> **Exercise**: Once you have read the listing below, write all of it out again exactly.

> **Source information**:
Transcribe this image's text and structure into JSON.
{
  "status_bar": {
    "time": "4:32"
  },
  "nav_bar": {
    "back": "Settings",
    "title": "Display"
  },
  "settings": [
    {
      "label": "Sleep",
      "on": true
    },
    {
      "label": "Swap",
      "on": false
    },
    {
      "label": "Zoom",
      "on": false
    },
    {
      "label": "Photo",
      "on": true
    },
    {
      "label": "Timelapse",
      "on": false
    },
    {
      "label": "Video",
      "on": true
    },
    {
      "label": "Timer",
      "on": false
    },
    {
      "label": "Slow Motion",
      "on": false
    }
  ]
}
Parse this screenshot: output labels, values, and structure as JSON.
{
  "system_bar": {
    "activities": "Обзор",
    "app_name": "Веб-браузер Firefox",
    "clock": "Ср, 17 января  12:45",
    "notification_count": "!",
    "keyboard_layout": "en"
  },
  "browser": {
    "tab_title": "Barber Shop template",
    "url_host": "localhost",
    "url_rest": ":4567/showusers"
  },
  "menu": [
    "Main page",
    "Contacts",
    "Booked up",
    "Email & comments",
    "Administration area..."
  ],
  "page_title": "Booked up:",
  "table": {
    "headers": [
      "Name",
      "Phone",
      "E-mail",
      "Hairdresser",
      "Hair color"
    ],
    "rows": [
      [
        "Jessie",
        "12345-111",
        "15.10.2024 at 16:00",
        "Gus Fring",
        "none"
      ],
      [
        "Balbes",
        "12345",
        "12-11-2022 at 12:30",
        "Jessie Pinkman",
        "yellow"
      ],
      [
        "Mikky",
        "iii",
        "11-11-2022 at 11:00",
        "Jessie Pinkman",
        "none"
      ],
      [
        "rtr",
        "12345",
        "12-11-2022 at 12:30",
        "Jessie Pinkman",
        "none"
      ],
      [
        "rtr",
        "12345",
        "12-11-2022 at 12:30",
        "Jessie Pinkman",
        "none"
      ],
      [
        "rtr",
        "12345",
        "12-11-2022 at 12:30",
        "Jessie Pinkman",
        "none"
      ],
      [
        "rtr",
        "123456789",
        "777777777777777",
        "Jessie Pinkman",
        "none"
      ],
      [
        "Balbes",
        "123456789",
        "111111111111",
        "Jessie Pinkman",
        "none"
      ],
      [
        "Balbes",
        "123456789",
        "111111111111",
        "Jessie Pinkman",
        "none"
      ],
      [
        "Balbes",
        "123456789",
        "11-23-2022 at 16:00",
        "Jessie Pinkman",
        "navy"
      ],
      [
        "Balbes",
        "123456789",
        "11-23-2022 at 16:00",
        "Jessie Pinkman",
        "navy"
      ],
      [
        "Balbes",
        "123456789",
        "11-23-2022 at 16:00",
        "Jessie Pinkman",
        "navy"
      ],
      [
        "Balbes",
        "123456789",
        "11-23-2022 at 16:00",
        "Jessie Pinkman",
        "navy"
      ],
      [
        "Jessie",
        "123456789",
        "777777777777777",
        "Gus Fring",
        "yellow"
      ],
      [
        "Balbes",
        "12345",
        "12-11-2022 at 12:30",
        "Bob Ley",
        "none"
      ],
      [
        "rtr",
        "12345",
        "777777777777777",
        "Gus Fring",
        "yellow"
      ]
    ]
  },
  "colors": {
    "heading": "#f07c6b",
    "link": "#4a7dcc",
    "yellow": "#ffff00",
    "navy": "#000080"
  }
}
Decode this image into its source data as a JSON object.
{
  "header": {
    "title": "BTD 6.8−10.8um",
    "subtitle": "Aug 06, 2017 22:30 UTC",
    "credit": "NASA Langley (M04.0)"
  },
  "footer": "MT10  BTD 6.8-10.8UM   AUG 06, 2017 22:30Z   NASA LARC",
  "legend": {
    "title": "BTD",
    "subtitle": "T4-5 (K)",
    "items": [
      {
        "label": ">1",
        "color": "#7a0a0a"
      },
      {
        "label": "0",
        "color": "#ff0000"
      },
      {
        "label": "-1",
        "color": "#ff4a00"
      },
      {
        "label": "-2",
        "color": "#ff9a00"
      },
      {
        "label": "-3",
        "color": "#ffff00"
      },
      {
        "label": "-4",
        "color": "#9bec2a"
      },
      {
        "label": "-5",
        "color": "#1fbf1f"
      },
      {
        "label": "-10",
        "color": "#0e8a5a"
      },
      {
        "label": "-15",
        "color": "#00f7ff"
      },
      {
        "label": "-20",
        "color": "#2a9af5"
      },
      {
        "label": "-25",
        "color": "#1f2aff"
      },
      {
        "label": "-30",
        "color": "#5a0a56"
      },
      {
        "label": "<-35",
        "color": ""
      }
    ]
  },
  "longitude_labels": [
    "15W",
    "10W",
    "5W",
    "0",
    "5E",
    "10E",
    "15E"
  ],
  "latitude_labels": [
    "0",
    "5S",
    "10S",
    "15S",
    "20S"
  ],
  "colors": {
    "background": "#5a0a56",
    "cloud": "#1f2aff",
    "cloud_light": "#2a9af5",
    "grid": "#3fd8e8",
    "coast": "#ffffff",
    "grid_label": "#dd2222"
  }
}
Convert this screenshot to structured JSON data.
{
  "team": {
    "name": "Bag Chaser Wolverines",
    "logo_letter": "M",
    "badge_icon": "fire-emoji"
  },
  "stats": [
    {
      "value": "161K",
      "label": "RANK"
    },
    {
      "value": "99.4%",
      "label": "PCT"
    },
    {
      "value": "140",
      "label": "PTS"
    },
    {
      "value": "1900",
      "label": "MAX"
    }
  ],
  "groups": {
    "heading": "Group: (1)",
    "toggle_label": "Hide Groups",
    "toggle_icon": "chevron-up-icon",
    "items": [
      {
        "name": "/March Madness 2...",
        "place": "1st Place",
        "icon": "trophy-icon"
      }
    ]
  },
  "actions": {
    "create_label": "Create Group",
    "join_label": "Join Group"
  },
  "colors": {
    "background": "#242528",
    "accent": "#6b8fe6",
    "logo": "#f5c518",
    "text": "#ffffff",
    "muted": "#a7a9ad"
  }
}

> **Exercise response**:
Transcribe this image's text and structure into JSON.
{
  "status_bar": {
    "time": "4:32"
  },
  "nav_bar": {
    "back": "Settings",
    "title": "Display"
  },
  "settings": [
    {
      "label": "Sleep",
      "on": true
    },
    {
      "label": "Swap",
      "on": false
    },
    {
      "label": "Zoom",
      "on": false
    },
    {
      "label": "Photo",
      "on": true
    },
    {
      "label": "Timelapse",
      "on": false
    },
    {
      "label": "Video",
      "on": true
    },
    {
      "label": "Timer",
      "on": false
    },
    {
      "label": "Slow Motion",
      "on": false
    }
  ]
}
Parse this screenshot: output labels, values, and structure as JSON.
{
  "system_bar": {
    "activities": "Обзор",
    "app_name": "Веб-браузер Firefox",
    "clock": "Ср, 17 января  12:45",
    "notification_count": "!",
    "keyboard_layout": "en"
  },
  "browser": {
    "tab_title": "Barber Shop template",
    "url_host": "localhost",
    "url_rest": ":4567/showusers"
  },
  "menu": [
    "Main page",
    "Contacts",
    "Booked up",
    "Email & comments",
    "Administration area..."
  ],
  "page_title": "Booked up:",
  "table": {
    "headers": [
      "Name",
      "Phone",
      "E-mail",
      "Hairdresser",
      "Hair color"
    ],
    "rows": [
      [
        "Jessie",
        "12345-111",
        "15.10.2024 at 16:00",
        "Gus Fring",
        "none"
      ],
      [
        "Balbes",
        "12345",
        "12-11-2022 at 12:30",
        "Jessie Pinkman",
        "yellow"
      ],
      [
        "Mikky",
        "iii",
        "11-11-2022 at 11:00",
        "Jessie Pinkman",
        "none"
      ],
      [
        "rtr",
        "12345",
        "12-11-2022 at 12:30",
        "Jessie Pinkman",
        "none"
      ],
      [
        "rtr",
        "12345",
        "12-11-2022 at 12:30",
        "Jessie Pinkman",
        "none"
      ],
      [
        "rtr",
        "12345",
        "12-11-2022 at 12:30",
        "Jessie Pinkman",
        "none"
      ],
      [
        "rtr",
        "123456789",
        "777777777777777",
        "Jessie Pinkman",
        "none"
      ],
      [
        "Balbes",
        "123456789",
        "111111111111",
        "Jessie Pinkman",
        "none"
      ],
      [
        "Balbes",
        "123456789",
        "111111111111",
        "Jessie Pinkman",
        "none"
      ],
      [
        "Balbes",
        "123456789",
        "11-23-2022 at 16:00",
        "Jessie Pinkman",
        "navy"
      ],
      [
        "Balbes",
        "123456789",
        "11-23-2022 at 16:00",
        "Jessie Pinkman",
        "navy"
      ],
      [
        "Balbes",
        "123456789",
        "11-23-2022 at 16:00",
        "Jessie Pinkman",
        "navy"
      ],
      [
        "Balbes",
        "123456789",
        "11-23-2022 at 16:00",
        "Jessie Pinkman",
        "navy"
      ],
      [
        "Jessie",
        "123456789",
        "777777777777777",
        "Gus Fring",
        "yellow"
      ],
      [
        "Balbes",
        "12345",
        "12-11-2022 at 12:30",
        "Bob Ley",
        "none"
      ],
      [
        "rtr",
        "12345",
        "777777777777777",
        "Gus Fring",
        "yellow"
      ]
    ]
  },
  "colors": {
    "heading": "#f07c6b",
    "link": "#4a7dcc",
    "yellow": "#ffff00",
    "navy": "#000080"
  }
}
Decode this image into its source data as a JSON object.
{
  "header": {
    "title": "BTD 6.8−10.8um",
    "subtitle": "Aug 06, 2017 22:30 UTC",
    "credit": "NASA Langley (M04.0)"
  },
  "footer": "MT10  BTD 6.8-10.8UM   AUG 06, 2017 22:30Z   NASA LARC",
  "legend": {
    "title": "BTD",
    "subtitle": "T4-5 (K)",
    "items": [
      {
        "label": ">1",
        "color": "#7a0a0a"
      },
      {
        "label": "0",
        "color": "#ff0000"
      },
      {
        "label": "-1",
        "color": "#ff4a00"
      },
      {
        "label": "-2",
        "color": "#ff9a00"
      },
      {
        "label": "-3",
        "color": "#ffff00"
      },
      {
        "label": "-4",
        "color": "#9bec2a"
      },
      {
        "label": "-5",
        "color": "#1fbf1f"
      },
      {
        "label": "-10",
        "color": "#0e8a5a"
      },
      {
        "label": "-15",
        "color": "#00f7ff"
      },
      {
        "label": "-20",
        "color": "#2a9af5"
      },
      {
        "label": "-25",
        "color": "#1f2aff"
      },
      {
        "label": "-30",
        "color": "#5a0a56"
      },
      {
        "label": "<-35",
        "color": ""
      }
    ]
  },
  "longitude_labels": [
    "15W",
    "10W",
    "5W",
    "0",
    "5E",
    "10E",
    "15E"
  ],
  "latitude_labels": [
    "0",
    "5S",
    "10S",
    "15S",
    "20S"
  ],
  "colors": {
    "background": "#5a0a56",
    "cloud": "#1f2aff",
    "cloud_light": "#2a9af5",
    "grid": "#3fd8e8",
    "coast": "#ffffff",
    "grid_label": "#dd2222"
  }
}
Convert this screenshot to structured JSON data.
{
  "team": {
    "name": "Bag Chaser Wolverines",
    "logo_letter": "M",
    "badge_icon": "fire-emoji"
  },
  "stats": [
    {
      "value": "161K",
      "label": "RANK"
    },
    {
      "value": "99.4%",
      "label": "PCT"
    },
    {
      "value": "140",
      "label": "PTS"
    },
    {
      "value": "1900",
      "label": "MAX"
    }
  ],
  "groups": {
    "heading": "Group: (1)",
    "toggle_label": "Hide Groups",
    "toggle_icon": "chevron-up-icon",
    "items": [
      {
        "name": "/March Madness 2...",
        "place": "1st Place",
        "icon": "trophy-icon"
      }
    ]
  },
  "actions": {
    "create_label": "Create Group",
    "join_label": "Join Group"
  },
  "colors": {
    "background": "#242528",
    "accent": "#6b8fe6",
    "logo": "#f5c518",
    "text": "#ffffff",
    "muted": "#a7a9ad"
  }
}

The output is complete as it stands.